## WORK ORDER
Extract all of the entries and set them down verbatim.

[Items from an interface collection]
************

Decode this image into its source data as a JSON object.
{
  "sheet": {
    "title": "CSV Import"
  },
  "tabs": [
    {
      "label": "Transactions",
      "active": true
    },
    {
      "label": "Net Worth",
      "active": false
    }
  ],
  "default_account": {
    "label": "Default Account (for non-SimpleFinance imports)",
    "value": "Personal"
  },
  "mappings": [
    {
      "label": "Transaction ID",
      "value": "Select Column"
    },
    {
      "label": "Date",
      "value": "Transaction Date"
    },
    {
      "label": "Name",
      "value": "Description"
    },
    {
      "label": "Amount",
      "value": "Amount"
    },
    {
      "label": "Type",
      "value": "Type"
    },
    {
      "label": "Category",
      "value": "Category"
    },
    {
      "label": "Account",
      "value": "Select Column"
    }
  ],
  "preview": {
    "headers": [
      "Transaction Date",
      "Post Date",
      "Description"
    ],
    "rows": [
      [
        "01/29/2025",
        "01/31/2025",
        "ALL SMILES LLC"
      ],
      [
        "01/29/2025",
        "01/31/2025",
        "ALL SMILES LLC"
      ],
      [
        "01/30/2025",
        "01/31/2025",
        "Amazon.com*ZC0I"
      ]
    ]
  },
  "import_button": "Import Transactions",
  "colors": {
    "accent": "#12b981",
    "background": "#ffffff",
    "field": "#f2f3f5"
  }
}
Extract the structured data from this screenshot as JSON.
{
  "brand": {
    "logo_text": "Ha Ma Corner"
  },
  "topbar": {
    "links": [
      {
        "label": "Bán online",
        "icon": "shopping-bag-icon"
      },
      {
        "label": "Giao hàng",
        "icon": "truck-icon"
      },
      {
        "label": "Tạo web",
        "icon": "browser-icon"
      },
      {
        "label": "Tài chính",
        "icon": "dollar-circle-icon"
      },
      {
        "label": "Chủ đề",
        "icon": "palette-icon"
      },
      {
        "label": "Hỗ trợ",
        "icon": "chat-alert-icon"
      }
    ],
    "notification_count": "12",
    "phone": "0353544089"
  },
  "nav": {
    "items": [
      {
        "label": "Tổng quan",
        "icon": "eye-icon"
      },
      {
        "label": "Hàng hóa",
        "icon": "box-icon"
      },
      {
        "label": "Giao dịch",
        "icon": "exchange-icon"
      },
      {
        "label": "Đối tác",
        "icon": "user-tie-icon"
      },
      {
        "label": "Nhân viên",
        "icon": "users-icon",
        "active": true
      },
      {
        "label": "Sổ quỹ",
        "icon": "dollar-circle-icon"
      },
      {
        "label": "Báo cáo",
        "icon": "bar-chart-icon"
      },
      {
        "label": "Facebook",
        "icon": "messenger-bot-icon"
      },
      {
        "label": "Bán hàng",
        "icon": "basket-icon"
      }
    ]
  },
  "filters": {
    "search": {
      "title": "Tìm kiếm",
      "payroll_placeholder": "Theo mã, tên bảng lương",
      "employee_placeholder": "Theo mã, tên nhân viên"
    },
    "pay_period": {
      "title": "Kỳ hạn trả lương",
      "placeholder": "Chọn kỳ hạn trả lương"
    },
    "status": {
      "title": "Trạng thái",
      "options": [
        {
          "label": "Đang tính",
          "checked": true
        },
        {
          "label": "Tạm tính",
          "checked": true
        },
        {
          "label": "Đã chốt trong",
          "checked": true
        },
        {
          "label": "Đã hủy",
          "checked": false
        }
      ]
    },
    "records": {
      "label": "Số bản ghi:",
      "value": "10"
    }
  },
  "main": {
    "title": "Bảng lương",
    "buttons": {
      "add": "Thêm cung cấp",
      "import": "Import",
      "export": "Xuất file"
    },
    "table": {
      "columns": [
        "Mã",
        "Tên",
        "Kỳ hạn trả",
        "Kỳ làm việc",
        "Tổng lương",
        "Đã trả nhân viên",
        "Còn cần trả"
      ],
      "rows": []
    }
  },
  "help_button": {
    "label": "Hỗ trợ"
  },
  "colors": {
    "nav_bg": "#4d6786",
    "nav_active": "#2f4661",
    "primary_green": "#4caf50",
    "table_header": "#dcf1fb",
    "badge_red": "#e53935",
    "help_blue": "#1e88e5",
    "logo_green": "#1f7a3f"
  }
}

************

## RESULT FOR THIS EXERCISE
Decode this image into its source data as a JSON object.
{
  "sheet": {
    "title": "CSV Import"
  },
  "tabs": [
    {
      "label": "Transactions",
      "active": true
    },
    {
      "label": "Net Worth",
      "active": false
    }
  ],
  "default_account": {
    "label": "Default Account (for non-SimpleFinance imports)",
    "value": "Personal"
  },
  "mappings": [
    {
      "label": "Transaction ID",
      "value": "Select Column"
    },
    {
      "label": "Date",
      "value": "Transaction Date"
    },
    {
      "label": "Name",
      "value": "Description"
    },
    {
      "label": "Amount",
      "value": "Amount"
    },
    {
      "label": "Type",
      "value": "Type"
    },
    {
      "label": "Category",
      "value": "Category"
    },
    {
      "label": "Account",
      "value": "Select Column"
    }
  ],
  "preview": {
    "headers": [
      "Transaction Date",
      "Post Date",
      "Description"
    ],
    "rows": [
      [
        "01/29/2025",
        "01/31/2025",
        "ALL SMILES LLC"
      ],
      [
        "01/29/2025",
        "01/31/2025",
        "ALL SMILES LLC"
      ],
      [
        "01/30/2025",
        "01/31/2025",
        "Amazon.com*ZC0I"
      ]
    ]
  },
  "import_button": "Import Transactions",
  "colors": {
    "accent": "#12b981",
    "background": "#ffffff",
    "field": "#f2f3f5"
  }
}
Extract the structured data from this screenshot as JSON.
{
  "brand": {
    "logo_text": "Ha Ma Corner"
  },
  "topbar": {
    "links": [
      {
        "label": "Bán online",
        "icon": "shopping-bag-icon"
      },
      {
        "label": "Giao hàng",
        "icon": "truck-icon"
      },
      {
        "label": "Tạo web",
        "icon": "browser-icon"
      },
      {
        "label": "Tài chính",
        "icon": "dollar-circle-icon"
      },
      {
        "label": "Chủ đề",
        "icon": "palette-icon"
      },
      {
        "label": "Hỗ trợ",
        "icon": "chat-alert-icon"
      }
    ],
    "notification_count": "12",
    "phone": "0353544089"
  },
  "nav": {
    "items": [
      {
        "label": "Tổng quan",
        "icon": "eye-icon"
      },
      {
        "label": "Hàng hóa",
        "icon": "box-icon"
      },
      {
        "label": "Giao dịch",
        "icon": "exchange-icon"
      },
      {
        "label": "Đối tác",
        "icon": "user-tie-icon"
      },
      {
        "label": "Nhân viên",
        "icon": "users-icon",
        "active": true
      },
      {
        "label": "Sổ quỹ",
        "icon": "dollar-circle-icon"
      },
      {
        "label": "Báo cáo",
        "icon": "bar-chart-icon"
      },
      {
        "label": "Facebook",
        "icon": "messenger-bot-icon"
      },
      {
        "label": "Bán hàng",
        "icon": "basket-icon"
      }
    ]
  },
  "filters": {
    "search": {
      "title": "Tìm kiếm",
      "payroll_placeholder": "Theo mã, tên bảng lương",
      "employee_placeholder": "Theo mã, tên nhân viên"
    },
    "pay_period": {
      "title": "Kỳ hạn trả lương",
      "placeholder": "Chọn kỳ hạn trả lương"
    },
    "status": {
      "title": "Trạng thái",
      "options": [
        {
          "label": "Đang tính",
          "checked": true
        },
        {
          "label": "Tạm tính",
          "checked": true
        },
        {
          "label": "Đã chốt trong",
          "checked": true
        },
        {
          "label": "Đã hủy",
          "checked": false
        }
      ]
    },
    "records": {
      "label": "Số bản ghi:",
      "value": "10"
    }
  },
  "main": {
    "title": "Bảng lương",
    "buttons": {
      "add": "Thêm cung cấp",
      "import": "Import",
      "export": "Xuất file"
    },
    "table": {
      "columns": [
        "Mã",
        "Tên",
        "Kỳ hạn trả",
        "Kỳ làm việc",
        "Tổng lương",
        "Đã trả nhân viên",
        "Còn cần trả"
      ],
      "rows": []
    }
  },
  "help_button": {
    "label": "Hỗ trợ"
  },
  "colors": {
    "nav_bg": "#4d6786",
    "nav_active": "#2f4661",
    "primary_green": "#4caf50",
    "table_header": "#dcf1fb",
    "badge_red": "#e53935",
    "help_blue": "#1e88e5",
    "logo_green": "#1f7a3f"
  }
}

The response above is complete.